2. Genius (Ray): The next film snob who tells me Lars Von Trier is a genius is going to be smacked…hard.

3. Hand Washing (Aviator, etc): I’ve tried obsessively hand washing for months, but I suspect I’ll always feel unclean ever since my hand accidentally grazed against a White Chicks DVD.

4. “Mo chuisle” (Million Dollar Baby): In Million Dollar Baby, Clint Eastwood was originally going to buy a robe for Hilary Swank that read “girlie tough” but since they were out he settled for Mo chuisle.

5. Gipper (The Knute Rockne Story): My theory is that James Brolin’s portrayal of The Gipper (Ronald Reagan), not pneumonia, was what led to his demise.

6. Neverland (Finding Neverland): Remember the good old days when Neverland conjured up images of boys refusing to grow up instead of…well…ewwww?

7. Antiquity (Troy, etc.): In the eyes of Roman Polanski, Lindsay Lohan is probably an antiquity by now.

8. OCD (The Aviator): The portrayal of people with OCD in transparent attempts to win an Oscar is going to be the wave of the future. The wave of the future. The wave of the future.

9. Girlie Men (Arnold): When Chris Rock implied that only girlie men watch the Oscars, he pretty much ensured that he was no longer going to be invited to Orlando Bloom’s Oscar parties.

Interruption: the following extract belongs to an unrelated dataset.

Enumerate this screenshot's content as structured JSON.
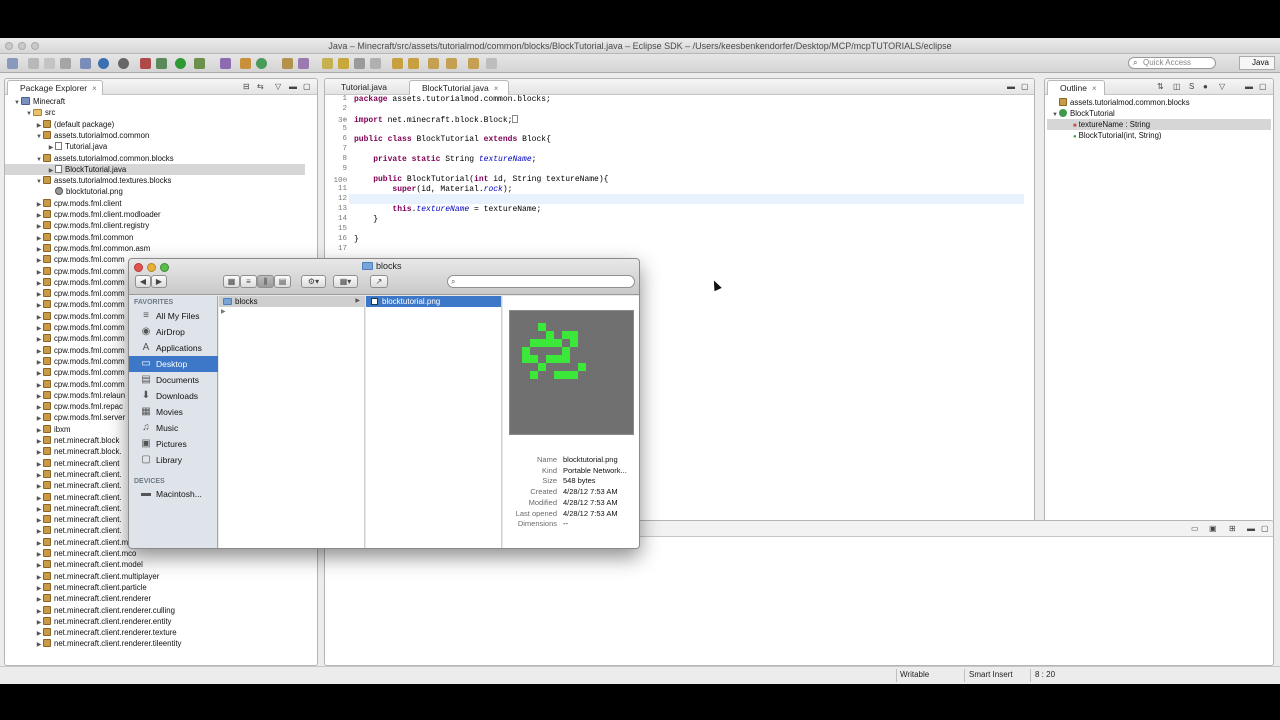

10. Yo! (Garden State): Yo, Zach! I beg of thee, please tell me that Mandy freakin’ Moore is the one who makes you like you’re at a Motel 6 and not like you’re “home”?

11. Animation (Incredibles, etc.): Due to her excessive use of Botox, Nicole Kidman is no longer able to show any animation on her face whatsoever.

12. Snub (Giamatti, Saarsgard, etc): With this year’s snub of actors like Paul Giamatti, Peter Saarsgard, and Javier Bardem, the Academy continues to prove it’s about as good a judge of talent as anybody who publishes Michael Medved.

13. Small screen (Depp, DiCaprio, etc.: With flicks like Hitch and Welcome To Mooseport, isn’t it clear that we must ensure by any means necessary that stars of CBS comedies like Kevin James and Ray Romano need to stay on the small screen instead of further polluting the big one?

14. Frass (Sideways): The people who created this “relevant” list insist that the word frass from Sideways has profoundly influenced the English Language, but have you ever heard a person say this word? Ever?

15. Fahrenheit (Fahrenheit 9/11): I had a really good line I was going to use about a certain fella who’s not a fan of Fahrenheit 9/11, but I hear the weather in Guantanamo is unbearable this time of year.

Related tune: No More Words by Berlin (Windows Media via cdzlimited.org)